PositiveThe Christian Science MonitorThe Oscar-winning documentary My Octopus Teacher chronicles the unlikely friendship between a South African naturalist and an octopus ... It’s also a celebration of the ocean’s strange beauty. So too is Helen Scales’ The Brilliant Abyss ... The author lucidly explains not only the geological contours of the deep but also the animals that inhabit it ... Scales bids us to think of the deep not merely as a place to exploit for resources, but as a wondrous abode that we are compelled to protect— a precious realm that we should all care about.
PositiveOpen Letters ReviewMuch of the advanced praise for A Theater for Dreamers —the book was first published in the UK last year—speaks to its immersive, transporting nature, and that assessment is spot on ...Erica is an observant witness to this island drama, even as she processes her own trauma. Samson’s character sketches—she’s currently writing the introductions for the reissues of Charmian’s two memoirs—remain convincing and well-done throughout, as the jealousies and suspicions of her various personages escalate to a boil ... successfully brings to life a lost milieu in all its scenery and personality. It’s the perfect read for this time of resurgent travel.
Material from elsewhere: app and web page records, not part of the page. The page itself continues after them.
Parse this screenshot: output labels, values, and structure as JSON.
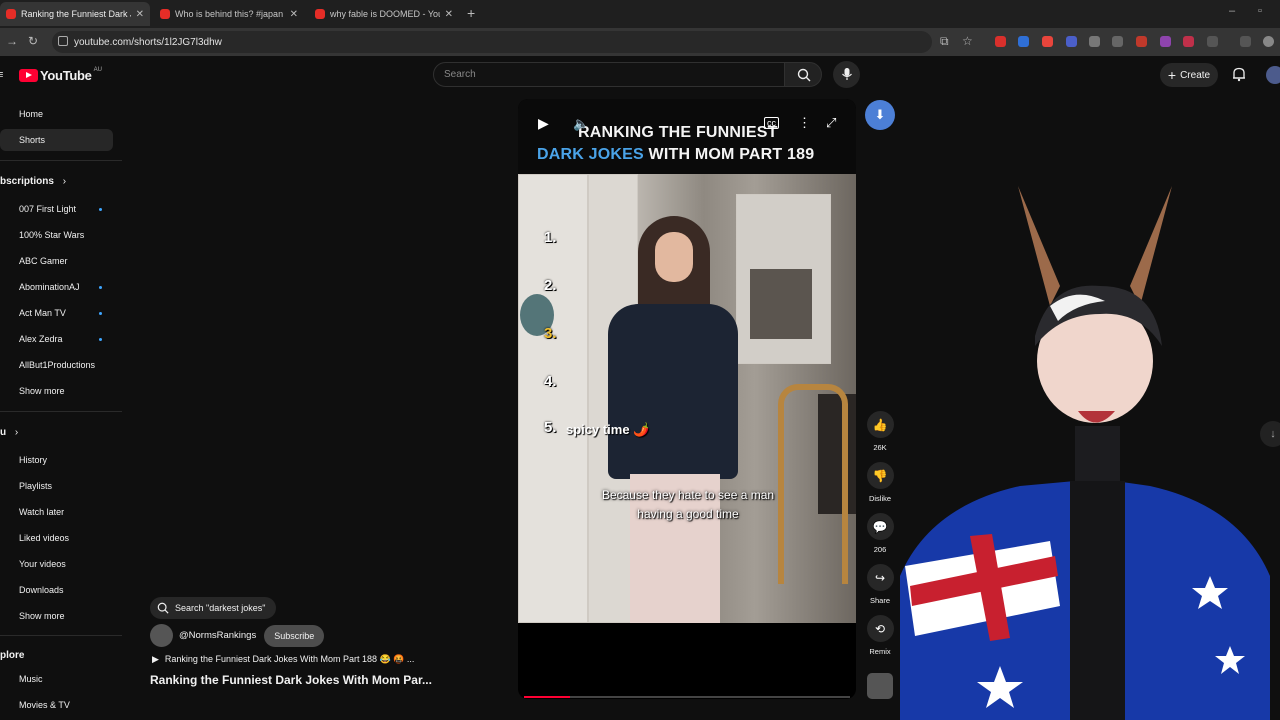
{
  "browser": {
    "tabs": [
      {
        "title": "Ranking the Funniest Dark Jok"
      },
      {
        "title": "Who is behind this? #japan #w"
      },
      {
        "title": "why fable is DOOMED - YouTu"
      }
    ],
    "url": "youtube.com/shorts/1l2JG7l3dhw"
  },
  "header": {
    "logo_text": "YouTube",
    "logo_region": "AU",
    "search_placeholder": "Search",
    "create_label": "Create"
  },
  "sidebar": {
    "main": [
      {
        "label": "Home"
      },
      {
        "label": "Shorts"
      }
    ],
    "subscriptions_heading": "bscriptions",
    "subscriptions": [
      {
        "label": "007 First Light"
      },
      {
        "label": "100% Star Wars"
      },
      {
        "label": "ABC Gamer"
      },
      {
        "label": "AbominationAJ"
      },
      {
        "label": "Act Man TV"
      },
      {
        "label": "Alex Zedra"
      },
      {
        "label": "AllBut1Productions"
      },
      {
        "label": "Show more"
      }
    ],
    "you_heading": "u",
    "you": [
      {
        "label": "History"
      },
      {
        "label": "Playlists"
      },
      {
        "label": "Watch later"
      },
      {
        "label": "Liked videos"
      },
      {
        "label": "Your videos"
      },
      {
        "label": "Downloads"
      },
      {
        "label": "Show more"
      }
    ],
    "explore_heading": "plore",
    "explore": [
      {
        "label": "Music"
      },
      {
        "label": "Movies & TV"
      }
    ]
  },
  "short": {
    "title_line1": "Ranking the Funniest",
    "title_line2_blue": "Dark Jokes",
    "title_line2_rest": " with Mom Part 189",
    "ranks": [
      "1.",
      "2.",
      "3.",
      "4.",
      "5."
    ],
    "rank5_text": "spicy time 🌶️",
    "caption_line1": "Because they hate to see a man",
    "caption_line2": "having a good time",
    "progress": 0.14,
    "likes": "26K",
    "dislike_label": "Dislike",
    "comments": "206",
    "share_label": "Share",
    "remix_label": "Remix",
    "search_chip": "Search \"darkest jokes\"",
    "channel": "@NormsRankings",
    "subscribe_label": "Subscribe",
    "description": "Ranking the Funniest Dark Jokes With Mom Part 188 😂 🤬 ...",
    "video_title": "Ranking the Funniest Dark Jokes With Mom Par..."
  },
  "colors": {
    "accent_blue": "#4aa3e8",
    "youtube_red": "#ff0033",
    "nav_button": "#4c7fd6"
  }
}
PositiveThe Wall Street JournalIn short, staccato chapters, Mr. Catelli recounts his investigation into the circumstances surrounding Camus’s car crash. He also revisits the Soviet invasion of Hungary and Camus’s connection to a pair of literary figures: the Czech writer Jan Zábrana and the Russian writer Boris Pasternak. Mr. Catelli’s case is compelling but far from ironclad, and some readers will be more convinced than others. But his book provides a clear and useful window into the currents that political writers were forced to navigate during the Cold War ... Mr. Catelli can be somewhat breathless in telling his story ... Mr. Catelli is admirable in his dogged pursuit. He strives to determine who was the source for Zábrana’s diary entry, and speculates how the Soviets could have known Camus’s itinerary that fateful day in 1960. He meets with Zábrana’s widow, Marie Zábranová, who shares candidates who might have told her husband about the Camus incident ... Ultimately, Mr. Catelli may have more to say about Camus the man and writer than Camus the murder victim.
RaveThe Open Letters Review... [Saunders] instills the collected fictions with a new layer of richness. That said, taking these stories a \'page at a time,\' as the author himself acknowledges, is a bit tedious. I, for one, was glad that for the rest of the way, Saunders saves his comments for afterwards ... Saunders brings his own humanist sensibility to these stories ... Saunders’s tone remains charmingly self-deprecating, as he probes these stories’ merits both in composition and philosophical content. Above all, he pours his ever-generous heart into his readings, often revealing hidden threads of humor and compassion ... would be worth owning if only to have all seven stories in a single volume. Yet beyond that, George Saunders has written a loving tribute not only to the giants of Russian literature, not just to the short story, but to fiction itself.